We’ve heard plenty about evil stepmothers, so let’s hear the flip side – the good stepmother who helped shape the man who preserved the Union.
That’s one of the stories in “Lincoln: Divided We Stand,” which is part of an excellent documentary duo Sundays on CNN, starting Feb. 14: “Stanley Tucci: Searching for Italy” is 9 p.m. and midnightET, offering a warm survey of food and people; the Lincoln story is at 10 p.m. and 1 a.m. ET.
Abe Lincoln (shown here) had a hard-scrabble childhood in Kentucky and then Indiana, hitting bottom when he was 9. His mother died and his father decided he couldn’t raise the kids alone. Leaving Abe and his sister in their cold cabin, he rode back to Kentucky and asked a family friend to marry him.
Sarah Bush Johnson – whose husband, a jailer, had died – said yes. She arrived with three children, some cookware … and a collection of books, which Lincoln promptly gravitated to.
Yes, he would grow to be 6-foot-4 and muscular, known for his brief time as a rail-splitter. But Lincoln actually hated farmwork; he wanted to read, write and tell stories.
With a father who disapproved of reading; Abe totaled about one year of education. But he became a self-taught lawyer who also gave strong speeches opposing slavery.
This was not yet “the Great Emancipator”; his idea was to ship slaves back to Africa. But he was a skilled speaker who mixed passion and humor: When one heckler accused him of being two-faced, Lincoln asked, approximately: “If I had another face, do you think I would wear this one?”
He managed to fail upwards. After one term in Congress, he was passed over for a presidential appointment and went home to Illinois. He ran for U.S. Senate against Stephen Douglas and lost … but drew national attention from accounts of the famed Lincoln-Douglas debates. Two years later, in 1860, he would run for president … again facing Douglas.

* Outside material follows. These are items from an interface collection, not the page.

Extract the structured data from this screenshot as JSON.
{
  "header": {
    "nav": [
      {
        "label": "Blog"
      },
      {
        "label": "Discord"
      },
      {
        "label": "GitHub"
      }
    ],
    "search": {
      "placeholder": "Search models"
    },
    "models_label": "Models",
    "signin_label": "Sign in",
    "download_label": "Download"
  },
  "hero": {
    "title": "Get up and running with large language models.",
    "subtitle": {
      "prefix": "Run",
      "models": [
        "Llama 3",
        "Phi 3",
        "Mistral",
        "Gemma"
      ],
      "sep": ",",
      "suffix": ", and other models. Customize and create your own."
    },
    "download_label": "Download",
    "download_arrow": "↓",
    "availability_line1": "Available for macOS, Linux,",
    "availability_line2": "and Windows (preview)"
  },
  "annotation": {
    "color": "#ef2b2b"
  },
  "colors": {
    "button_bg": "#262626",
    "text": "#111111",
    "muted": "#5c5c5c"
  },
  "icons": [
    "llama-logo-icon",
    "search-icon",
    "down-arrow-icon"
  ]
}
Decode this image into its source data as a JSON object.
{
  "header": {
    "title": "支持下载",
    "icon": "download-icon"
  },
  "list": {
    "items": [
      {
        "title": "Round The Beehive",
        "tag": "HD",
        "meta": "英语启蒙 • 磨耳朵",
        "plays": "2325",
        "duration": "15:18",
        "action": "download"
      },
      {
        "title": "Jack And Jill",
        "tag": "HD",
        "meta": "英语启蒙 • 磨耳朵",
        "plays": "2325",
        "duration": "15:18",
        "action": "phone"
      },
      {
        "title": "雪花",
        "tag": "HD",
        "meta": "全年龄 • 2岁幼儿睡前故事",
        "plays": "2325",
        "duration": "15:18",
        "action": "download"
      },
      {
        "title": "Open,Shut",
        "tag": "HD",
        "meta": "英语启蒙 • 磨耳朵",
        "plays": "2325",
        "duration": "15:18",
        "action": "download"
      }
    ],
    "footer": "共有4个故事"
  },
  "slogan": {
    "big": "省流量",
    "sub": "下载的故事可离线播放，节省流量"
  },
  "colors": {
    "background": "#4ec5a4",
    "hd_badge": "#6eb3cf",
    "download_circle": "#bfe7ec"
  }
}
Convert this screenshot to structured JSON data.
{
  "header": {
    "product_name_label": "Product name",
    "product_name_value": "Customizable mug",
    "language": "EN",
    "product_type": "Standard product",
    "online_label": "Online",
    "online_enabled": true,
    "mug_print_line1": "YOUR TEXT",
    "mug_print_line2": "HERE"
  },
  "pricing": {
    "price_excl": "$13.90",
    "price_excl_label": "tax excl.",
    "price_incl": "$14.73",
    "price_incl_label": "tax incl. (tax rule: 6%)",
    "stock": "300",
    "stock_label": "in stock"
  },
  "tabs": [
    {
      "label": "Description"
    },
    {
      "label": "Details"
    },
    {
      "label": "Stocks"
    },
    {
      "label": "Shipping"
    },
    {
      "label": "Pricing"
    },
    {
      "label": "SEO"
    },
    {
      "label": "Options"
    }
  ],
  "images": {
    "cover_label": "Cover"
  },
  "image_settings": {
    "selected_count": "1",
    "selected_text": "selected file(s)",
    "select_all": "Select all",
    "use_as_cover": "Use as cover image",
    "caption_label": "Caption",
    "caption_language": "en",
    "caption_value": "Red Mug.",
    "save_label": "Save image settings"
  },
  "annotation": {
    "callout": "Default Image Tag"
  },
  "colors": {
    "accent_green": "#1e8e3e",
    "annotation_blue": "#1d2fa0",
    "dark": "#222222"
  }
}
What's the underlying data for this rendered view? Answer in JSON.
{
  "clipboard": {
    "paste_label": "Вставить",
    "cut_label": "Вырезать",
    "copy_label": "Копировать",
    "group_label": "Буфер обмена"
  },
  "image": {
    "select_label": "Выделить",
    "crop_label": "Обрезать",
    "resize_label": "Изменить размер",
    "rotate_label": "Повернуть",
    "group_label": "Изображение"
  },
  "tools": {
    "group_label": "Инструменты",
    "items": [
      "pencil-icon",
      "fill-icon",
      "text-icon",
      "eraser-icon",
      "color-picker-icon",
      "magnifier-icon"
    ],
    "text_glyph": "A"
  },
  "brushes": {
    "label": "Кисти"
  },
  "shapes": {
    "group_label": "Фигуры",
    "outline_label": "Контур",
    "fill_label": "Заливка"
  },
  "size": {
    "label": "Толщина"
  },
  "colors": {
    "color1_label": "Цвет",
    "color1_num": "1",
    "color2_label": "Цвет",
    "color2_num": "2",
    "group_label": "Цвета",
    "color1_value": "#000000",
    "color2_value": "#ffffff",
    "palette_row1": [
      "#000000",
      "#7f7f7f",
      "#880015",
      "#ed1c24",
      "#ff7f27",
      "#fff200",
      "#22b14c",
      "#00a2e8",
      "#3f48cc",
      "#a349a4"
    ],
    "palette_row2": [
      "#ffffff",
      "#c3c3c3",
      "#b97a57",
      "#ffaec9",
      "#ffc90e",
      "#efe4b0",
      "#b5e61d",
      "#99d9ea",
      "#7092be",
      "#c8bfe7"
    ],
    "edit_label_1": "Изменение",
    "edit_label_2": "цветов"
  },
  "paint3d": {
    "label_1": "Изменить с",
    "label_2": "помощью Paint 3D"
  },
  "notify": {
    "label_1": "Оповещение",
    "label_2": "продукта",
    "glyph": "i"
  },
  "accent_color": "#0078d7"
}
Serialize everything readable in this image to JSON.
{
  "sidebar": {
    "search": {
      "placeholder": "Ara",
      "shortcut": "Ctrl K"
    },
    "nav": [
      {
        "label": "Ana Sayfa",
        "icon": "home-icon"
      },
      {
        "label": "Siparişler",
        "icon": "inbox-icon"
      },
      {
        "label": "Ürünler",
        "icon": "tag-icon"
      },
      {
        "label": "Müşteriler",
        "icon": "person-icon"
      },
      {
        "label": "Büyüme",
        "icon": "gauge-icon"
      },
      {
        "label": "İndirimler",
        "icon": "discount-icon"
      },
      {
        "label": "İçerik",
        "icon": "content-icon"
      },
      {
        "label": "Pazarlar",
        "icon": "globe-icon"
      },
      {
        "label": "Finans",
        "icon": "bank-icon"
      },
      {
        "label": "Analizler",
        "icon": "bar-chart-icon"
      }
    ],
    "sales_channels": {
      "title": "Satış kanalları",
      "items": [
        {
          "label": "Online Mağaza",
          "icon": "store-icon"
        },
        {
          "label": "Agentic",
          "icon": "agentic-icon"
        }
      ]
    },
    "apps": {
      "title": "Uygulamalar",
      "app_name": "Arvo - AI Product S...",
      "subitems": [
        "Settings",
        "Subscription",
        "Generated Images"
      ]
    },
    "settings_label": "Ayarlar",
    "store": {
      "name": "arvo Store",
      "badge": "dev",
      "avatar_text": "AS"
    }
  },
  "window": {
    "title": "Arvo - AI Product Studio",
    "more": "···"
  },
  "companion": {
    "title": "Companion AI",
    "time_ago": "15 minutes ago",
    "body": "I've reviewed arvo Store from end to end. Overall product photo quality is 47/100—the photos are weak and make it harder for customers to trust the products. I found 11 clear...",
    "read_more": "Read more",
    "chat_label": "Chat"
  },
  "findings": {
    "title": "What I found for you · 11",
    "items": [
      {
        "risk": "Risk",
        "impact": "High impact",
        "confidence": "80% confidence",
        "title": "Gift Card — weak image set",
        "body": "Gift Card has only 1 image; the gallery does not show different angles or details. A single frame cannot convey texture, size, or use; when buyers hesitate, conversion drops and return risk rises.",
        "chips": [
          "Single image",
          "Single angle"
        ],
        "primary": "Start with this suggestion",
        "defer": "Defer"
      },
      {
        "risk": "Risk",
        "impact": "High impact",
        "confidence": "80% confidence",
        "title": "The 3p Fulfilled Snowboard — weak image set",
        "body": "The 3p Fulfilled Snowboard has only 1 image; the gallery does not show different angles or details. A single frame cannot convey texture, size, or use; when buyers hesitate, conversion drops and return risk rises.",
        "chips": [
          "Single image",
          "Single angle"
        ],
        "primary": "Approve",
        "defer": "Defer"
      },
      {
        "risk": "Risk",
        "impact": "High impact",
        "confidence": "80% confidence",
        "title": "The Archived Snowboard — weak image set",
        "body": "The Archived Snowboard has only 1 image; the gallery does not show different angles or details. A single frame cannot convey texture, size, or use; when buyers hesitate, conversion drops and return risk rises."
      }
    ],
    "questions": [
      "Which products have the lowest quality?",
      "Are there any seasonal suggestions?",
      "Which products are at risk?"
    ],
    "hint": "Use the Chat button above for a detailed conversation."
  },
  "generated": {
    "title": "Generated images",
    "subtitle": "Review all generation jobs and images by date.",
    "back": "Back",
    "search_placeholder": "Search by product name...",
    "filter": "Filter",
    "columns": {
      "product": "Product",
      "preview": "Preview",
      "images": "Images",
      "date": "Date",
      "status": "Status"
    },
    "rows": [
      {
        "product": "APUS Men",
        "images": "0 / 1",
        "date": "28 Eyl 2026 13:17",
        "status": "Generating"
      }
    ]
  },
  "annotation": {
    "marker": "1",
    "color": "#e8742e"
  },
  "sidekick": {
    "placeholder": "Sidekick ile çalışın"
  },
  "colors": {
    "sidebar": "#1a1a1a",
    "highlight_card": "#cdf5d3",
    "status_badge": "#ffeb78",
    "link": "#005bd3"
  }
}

That happens in the first two hours of an excellent documentary, narrated by Sterling K. Brown. There are four more hours ahead, with a Union to preserve.